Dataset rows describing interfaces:
━━━━━━━━

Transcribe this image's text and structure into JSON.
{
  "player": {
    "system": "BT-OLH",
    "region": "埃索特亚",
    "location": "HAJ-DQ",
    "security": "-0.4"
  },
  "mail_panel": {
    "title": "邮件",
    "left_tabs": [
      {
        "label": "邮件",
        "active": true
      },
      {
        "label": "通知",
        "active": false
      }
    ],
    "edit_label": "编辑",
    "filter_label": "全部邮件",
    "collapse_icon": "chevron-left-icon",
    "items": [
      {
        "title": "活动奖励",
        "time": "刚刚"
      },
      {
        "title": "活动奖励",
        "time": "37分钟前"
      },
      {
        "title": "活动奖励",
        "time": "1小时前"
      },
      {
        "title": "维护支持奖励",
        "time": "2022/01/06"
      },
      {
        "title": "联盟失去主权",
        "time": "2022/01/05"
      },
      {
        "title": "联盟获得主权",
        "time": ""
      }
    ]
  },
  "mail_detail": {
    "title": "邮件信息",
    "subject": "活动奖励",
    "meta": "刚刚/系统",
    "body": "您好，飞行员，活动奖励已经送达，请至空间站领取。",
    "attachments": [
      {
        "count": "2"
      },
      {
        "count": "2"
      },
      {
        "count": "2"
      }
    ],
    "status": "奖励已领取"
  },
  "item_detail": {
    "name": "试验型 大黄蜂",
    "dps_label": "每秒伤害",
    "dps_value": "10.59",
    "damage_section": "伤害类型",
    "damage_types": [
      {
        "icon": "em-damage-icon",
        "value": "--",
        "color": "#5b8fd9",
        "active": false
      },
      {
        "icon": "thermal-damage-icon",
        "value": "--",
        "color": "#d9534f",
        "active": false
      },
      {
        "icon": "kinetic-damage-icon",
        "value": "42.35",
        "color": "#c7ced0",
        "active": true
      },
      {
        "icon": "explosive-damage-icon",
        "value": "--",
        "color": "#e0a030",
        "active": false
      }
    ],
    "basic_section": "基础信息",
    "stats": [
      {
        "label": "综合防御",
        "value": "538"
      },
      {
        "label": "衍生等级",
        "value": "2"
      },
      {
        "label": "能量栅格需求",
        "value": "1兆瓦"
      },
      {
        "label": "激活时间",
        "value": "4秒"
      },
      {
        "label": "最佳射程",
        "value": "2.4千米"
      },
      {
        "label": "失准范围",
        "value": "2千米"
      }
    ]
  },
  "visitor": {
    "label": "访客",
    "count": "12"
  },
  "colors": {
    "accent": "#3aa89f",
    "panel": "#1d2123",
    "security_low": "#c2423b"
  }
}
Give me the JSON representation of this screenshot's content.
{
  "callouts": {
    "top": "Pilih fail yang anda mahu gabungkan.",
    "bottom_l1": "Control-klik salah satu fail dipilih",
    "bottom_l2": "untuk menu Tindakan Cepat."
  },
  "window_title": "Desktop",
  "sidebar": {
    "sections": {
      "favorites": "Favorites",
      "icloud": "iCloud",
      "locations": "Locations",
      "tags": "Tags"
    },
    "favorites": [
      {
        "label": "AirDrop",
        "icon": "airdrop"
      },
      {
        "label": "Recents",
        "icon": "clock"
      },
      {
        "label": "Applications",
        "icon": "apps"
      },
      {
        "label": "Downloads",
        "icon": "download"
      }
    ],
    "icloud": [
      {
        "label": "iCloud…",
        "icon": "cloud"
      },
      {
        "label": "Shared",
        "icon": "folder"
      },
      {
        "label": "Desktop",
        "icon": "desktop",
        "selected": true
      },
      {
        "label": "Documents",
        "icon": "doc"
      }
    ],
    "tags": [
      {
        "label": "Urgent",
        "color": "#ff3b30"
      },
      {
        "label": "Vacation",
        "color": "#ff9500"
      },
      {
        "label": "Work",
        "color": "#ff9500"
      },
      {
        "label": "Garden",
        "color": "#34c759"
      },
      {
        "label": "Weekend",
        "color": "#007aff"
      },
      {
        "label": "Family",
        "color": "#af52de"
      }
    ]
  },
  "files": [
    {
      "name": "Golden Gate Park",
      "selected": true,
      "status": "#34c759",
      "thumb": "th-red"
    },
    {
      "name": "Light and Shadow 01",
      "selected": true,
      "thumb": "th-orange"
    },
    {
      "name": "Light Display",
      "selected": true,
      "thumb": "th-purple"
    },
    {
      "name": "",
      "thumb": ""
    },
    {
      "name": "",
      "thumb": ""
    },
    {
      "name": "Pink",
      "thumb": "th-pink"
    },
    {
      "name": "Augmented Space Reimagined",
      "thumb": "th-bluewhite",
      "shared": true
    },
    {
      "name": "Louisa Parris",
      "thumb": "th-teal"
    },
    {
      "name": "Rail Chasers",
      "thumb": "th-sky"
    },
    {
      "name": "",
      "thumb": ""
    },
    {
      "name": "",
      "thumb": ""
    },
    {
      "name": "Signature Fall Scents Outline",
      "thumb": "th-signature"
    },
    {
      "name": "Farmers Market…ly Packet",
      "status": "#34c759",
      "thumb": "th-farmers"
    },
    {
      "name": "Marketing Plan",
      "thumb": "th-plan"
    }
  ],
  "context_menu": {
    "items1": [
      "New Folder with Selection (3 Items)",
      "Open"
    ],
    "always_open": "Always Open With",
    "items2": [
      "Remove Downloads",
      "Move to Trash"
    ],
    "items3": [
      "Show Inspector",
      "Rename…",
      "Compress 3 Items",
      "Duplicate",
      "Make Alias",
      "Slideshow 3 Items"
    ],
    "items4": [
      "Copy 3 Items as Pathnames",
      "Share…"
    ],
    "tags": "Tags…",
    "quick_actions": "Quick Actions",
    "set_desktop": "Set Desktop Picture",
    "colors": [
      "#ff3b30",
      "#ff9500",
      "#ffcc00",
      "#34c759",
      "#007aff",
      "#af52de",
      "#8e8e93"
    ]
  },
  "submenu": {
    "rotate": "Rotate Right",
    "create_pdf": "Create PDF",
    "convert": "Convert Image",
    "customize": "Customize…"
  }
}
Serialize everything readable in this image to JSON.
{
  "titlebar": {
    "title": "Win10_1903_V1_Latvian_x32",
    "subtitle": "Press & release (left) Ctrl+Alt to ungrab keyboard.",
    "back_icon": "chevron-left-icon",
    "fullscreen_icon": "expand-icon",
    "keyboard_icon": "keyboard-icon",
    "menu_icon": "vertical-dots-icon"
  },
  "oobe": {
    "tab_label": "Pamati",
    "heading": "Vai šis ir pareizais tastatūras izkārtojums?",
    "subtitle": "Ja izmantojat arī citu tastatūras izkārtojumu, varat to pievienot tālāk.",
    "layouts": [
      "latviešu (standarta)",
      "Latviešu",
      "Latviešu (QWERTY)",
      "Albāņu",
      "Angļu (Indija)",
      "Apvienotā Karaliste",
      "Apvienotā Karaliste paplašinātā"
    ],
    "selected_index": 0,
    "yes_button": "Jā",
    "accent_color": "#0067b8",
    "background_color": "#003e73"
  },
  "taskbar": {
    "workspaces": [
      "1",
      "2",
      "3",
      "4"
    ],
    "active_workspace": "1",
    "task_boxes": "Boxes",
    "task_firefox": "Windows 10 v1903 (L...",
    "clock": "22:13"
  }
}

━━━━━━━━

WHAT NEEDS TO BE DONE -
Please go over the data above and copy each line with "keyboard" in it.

TASK OUTPUT -
    "subtitle": "Press & release (left) Ctrl+Alt to ungrab keyboard.",
    "keyboard_icon": "keyboard-icon",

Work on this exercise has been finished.